#6. Green Chemistry Minimizes Energy Requirements
Energy requirements of different chemical processes have a significant impact on the environment. Besides, economic factors should also be considered when it comes to using energy. Therefore, minimizing energy requirements and maximizing energy efficiency is crucial. Green chemistry aims to develop synthetic methods that allow chemists to conduct experiments and reactions at ambient temperature and pressure. As chemical manufacturing is an energy-intensive industry, it is crucial to reduce energy requirements whenever possible. This will not only save people money on fuel bills but also minimize environmental contamination.
#7. Green Chemistry Promotes the Production of Renewable Feedstocks
While non-renewable carbon sources are widely used across the globe, the development of renewable feedstocks is absolutely crucial. Green chemistry aims to eliminate the use of non-renewable resources by offering more renewable feedstocks through the process called de-fossilization. A great example of a renewable feedstock is any material that has been derived from living organisms (commonly plants), known as biomass. Evidently, green chemistry helps combat environmental pollution by making renewable feedstocks more accessible.
#8. Green Chemistry Is Essential to Designing Degradable Chemicals and Materials
Apparently, the manufacture of various materials leads to the production of tons of industrial waste. This significantly affects our environment and is one of the major factors that contribute to climate change. In order to reduce environmental pollution, green chemistry develops ways to design and produce biodegradable materials, usually biodegradable plastics. Along with being biodegradable, the production of such plastics requires less energy compared to the manufacture of petroleum-based plastics, which also promotes energy efficiency.

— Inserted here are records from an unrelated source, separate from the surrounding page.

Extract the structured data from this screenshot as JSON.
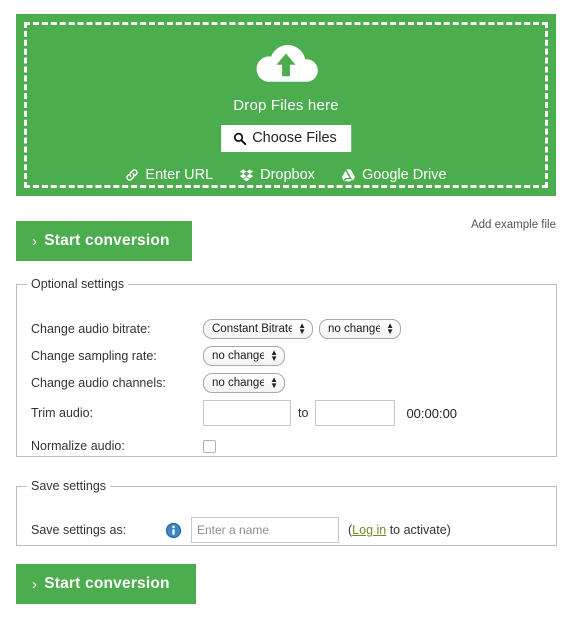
{
  "dropzone": {
    "icon": "cloud-upload-icon",
    "drop_text": "Drop Files here",
    "choose_files_label": "Choose Files",
    "choose_files_icon": "search-icon",
    "sources": [
      {
        "label": "Enter URL",
        "icon": "link-icon"
      },
      {
        "label": "Dropbox",
        "icon": "dropbox-icon"
      },
      {
        "label": "Google Drive",
        "icon": "google-drive-icon"
      }
    ],
    "background_color": "#4cad4e"
  },
  "actions": {
    "start_conversion_top": "Start conversion",
    "start_conversion_bottom": "Start conversion",
    "chevron": "›",
    "add_example_file": "Add example file"
  },
  "optional_settings": {
    "legend": "Optional settings",
    "rows": [
      {
        "label": "Change audio bitrate:",
        "controls": [
          {
            "type": "select",
            "value": "Constant Bitrate"
          },
          {
            "type": "select",
            "value": "no change"
          }
        ]
      },
      {
        "label": "Change sampling rate:",
        "controls": [
          {
            "type": "select",
            "value": "no change"
          }
        ]
      },
      {
        "label": "Change audio channels:",
        "controls": [
          {
            "type": "select",
            "value": "no change"
          }
        ]
      },
      {
        "label": "Trim audio:",
        "from_value": "",
        "to_word": "to",
        "to_value": "",
        "duration": "00:00:00"
      },
      {
        "label": "Normalize audio:",
        "checked": false
      }
    ]
  },
  "save_settings": {
    "legend": "Save settings",
    "label": "Save settings as:",
    "info_icon": "info-icon",
    "name_placeholder": "Enter a name",
    "name_value": "",
    "note_open": "(",
    "note_link": "Log in",
    "note_rest": " to activate)",
    "link_color": "#6e8c2a"
  }
}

#9. Green Chemistry Is Important in Designing Selective Catalytic Reagents
Catalytic reagents are pretty much essential for performing various chemical reactions and experiments. And designing selective ones is even more crucial. This is because selectivity in catalysts ensures that the catalytic processes are both cheaper and safer for the environment. By designing selective catalytic reagents, green chemists aim not to waste reactants and minimize the generation of by-products.
#10. Green Chemistry Applies Different Scientific Areas to Solve Real-World Environmental Problems
While green chemistry is essential for transforming our planet into a much greener environment, it is also absolutely crucial for solving real-world environmental problems. To reduce pollution and protect the environment, green chemists apply concepts of many different disciplines and provide solutions to complex problems people face globally.